Which lines of the records contain the word "Growth"? Show each of them.

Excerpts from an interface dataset
====================

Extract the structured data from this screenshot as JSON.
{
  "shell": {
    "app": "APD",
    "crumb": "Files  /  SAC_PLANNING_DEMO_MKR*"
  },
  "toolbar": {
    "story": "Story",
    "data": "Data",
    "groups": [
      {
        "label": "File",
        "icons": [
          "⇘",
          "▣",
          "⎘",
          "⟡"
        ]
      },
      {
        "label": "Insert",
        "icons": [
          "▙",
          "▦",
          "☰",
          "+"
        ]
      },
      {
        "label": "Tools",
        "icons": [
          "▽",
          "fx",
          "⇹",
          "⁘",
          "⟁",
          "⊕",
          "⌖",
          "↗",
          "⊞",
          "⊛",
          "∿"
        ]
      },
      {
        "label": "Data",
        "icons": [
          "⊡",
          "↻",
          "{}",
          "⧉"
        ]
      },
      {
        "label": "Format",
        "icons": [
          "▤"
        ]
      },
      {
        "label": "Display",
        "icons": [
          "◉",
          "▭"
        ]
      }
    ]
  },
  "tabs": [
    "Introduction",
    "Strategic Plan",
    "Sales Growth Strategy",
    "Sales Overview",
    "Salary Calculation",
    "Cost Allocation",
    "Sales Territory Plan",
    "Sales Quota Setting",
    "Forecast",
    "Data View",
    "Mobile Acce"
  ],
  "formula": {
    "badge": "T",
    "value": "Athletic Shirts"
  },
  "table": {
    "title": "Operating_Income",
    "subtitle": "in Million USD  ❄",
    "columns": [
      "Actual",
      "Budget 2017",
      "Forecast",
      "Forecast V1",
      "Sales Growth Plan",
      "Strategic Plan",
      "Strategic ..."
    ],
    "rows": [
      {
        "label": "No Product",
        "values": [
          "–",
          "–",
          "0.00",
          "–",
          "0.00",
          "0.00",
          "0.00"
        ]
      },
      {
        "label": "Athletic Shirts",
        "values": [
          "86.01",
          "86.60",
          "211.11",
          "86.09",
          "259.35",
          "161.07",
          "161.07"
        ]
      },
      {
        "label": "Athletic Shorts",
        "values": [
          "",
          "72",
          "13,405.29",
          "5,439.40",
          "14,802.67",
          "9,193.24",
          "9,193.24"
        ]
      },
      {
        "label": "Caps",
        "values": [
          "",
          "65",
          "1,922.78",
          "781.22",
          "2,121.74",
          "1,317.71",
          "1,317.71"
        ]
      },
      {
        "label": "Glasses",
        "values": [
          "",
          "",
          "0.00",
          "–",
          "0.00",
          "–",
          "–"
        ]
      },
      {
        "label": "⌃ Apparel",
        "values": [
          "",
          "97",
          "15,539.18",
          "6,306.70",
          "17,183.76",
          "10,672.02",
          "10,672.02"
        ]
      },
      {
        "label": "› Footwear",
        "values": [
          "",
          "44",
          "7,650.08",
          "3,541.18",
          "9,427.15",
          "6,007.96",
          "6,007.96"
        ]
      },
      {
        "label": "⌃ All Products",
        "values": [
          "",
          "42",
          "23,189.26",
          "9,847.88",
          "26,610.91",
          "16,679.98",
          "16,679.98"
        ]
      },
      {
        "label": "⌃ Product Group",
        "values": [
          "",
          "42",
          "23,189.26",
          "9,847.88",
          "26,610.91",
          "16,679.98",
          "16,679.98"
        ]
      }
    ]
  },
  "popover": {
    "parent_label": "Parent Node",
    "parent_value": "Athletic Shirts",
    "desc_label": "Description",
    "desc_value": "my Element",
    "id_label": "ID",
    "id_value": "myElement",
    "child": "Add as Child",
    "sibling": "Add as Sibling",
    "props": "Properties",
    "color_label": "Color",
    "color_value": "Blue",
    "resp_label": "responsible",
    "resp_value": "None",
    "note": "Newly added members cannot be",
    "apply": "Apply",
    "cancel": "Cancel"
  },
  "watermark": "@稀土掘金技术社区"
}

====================

*EXERCISE SOLUTION*.
    "Sales Growth Strategy",
      "Sales Growth Plan",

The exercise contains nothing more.